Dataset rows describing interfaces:
- Opening Delimiter -

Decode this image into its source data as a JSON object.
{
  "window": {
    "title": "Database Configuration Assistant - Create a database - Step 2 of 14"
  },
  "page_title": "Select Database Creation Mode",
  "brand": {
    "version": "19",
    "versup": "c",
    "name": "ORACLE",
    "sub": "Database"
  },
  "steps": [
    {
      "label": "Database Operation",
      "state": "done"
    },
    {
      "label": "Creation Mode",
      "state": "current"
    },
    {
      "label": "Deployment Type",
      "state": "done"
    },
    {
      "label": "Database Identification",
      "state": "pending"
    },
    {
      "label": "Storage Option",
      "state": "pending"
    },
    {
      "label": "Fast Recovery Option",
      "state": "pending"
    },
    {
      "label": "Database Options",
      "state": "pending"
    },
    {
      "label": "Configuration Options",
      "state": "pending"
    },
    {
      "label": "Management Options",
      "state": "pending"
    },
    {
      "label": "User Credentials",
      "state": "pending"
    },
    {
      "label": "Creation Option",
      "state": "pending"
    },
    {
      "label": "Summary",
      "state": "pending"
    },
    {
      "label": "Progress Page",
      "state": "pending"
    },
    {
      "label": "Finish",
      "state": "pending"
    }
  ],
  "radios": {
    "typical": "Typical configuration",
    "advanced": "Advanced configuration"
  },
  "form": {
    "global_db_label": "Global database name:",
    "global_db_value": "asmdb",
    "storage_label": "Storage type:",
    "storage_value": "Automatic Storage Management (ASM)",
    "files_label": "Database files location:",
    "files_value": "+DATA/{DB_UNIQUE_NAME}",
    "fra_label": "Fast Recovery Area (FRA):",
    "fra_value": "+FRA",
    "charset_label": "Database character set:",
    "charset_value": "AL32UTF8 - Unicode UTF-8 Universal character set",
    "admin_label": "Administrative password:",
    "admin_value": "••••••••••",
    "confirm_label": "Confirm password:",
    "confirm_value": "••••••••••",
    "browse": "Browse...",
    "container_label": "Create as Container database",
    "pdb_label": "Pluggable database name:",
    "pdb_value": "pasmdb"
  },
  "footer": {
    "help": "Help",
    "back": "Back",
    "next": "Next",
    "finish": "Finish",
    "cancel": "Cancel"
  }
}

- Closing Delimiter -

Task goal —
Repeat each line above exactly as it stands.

Exercise answer —
Decode this image into its source data as a JSON object.
{
  "window": {
    "title": "Database Configuration Assistant - Create a database - Step 2 of 14"
  },
  "page_title": "Select Database Creation Mode",
  "brand": {
    "version": "19",
    "versup": "c",
    "name": "ORACLE",
    "sub": "Database"
  },
  "steps": [
    {
      "label": "Database Operation",
      "state": "done"
    },
    {
      "label": "Creation Mode",
      "state": "current"
    },
    {
      "label": "Deployment Type",
      "state": "done"
    },
    {
      "label": "Database Identification",
      "state": "pending"
    },
    {
      "label": "Storage Option",
      "state": "pending"
    },
    {
      "label": "Fast Recovery Option",
      "state": "pending"
    },
    {
      "label": "Database Options",
      "state": "pending"
    },
    {
      "label": "Configuration Options",
      "state": "pending"
    },
    {
      "label": "Management Options",
      "state": "pending"
    },
    {
      "label": "User Credentials",
      "state": "pending"
    },
    {
      "label": "Creation Option",
      "state": "pending"
    },
    {
      "label": "Summary",
      "state": "pending"
    },
    {
      "label": "Progress Page",
      "state": "pending"
    },
    {
      "label": "Finish",
      "state": "pending"
    }
  ],
  "radios": {
    "typical": "Typical configuration",
    "advanced": "Advanced configuration"
  },
  "form": {
    "global_db_label": "Global database name:",
    "global_db_value": "asmdb",
    "storage_label": "Storage type:",
    "storage_value": "Automatic Storage Management (ASM)",
    "files_label": "Database files location:",
    "files_value": "+DATA/{DB_UNIQUE_NAME}",
    "fra_label": "Fast Recovery Area (FRA):",
    "fra_value": "+FRA",
    "charset_label": "Database character set:",
    "charset_value": "AL32UTF8 - Unicode UTF-8 Universal character set",
    "admin_label": "Administrative password:",
    "admin_value": "••••••••••",
    "confirm_label": "Confirm password:",
    "confirm_value": "••••••••••",
    "browse": "Browse...",
    "container_label": "Create as Container database",
    "pdb_label": "Pluggable database name:",
    "pdb_value": "pasmdb"
  },
  "footer": {
    "help": "Help",
    "back": "Back",
    "next": "Next",
    "finish": "Finish",
    "cancel": "Cancel"
  }
}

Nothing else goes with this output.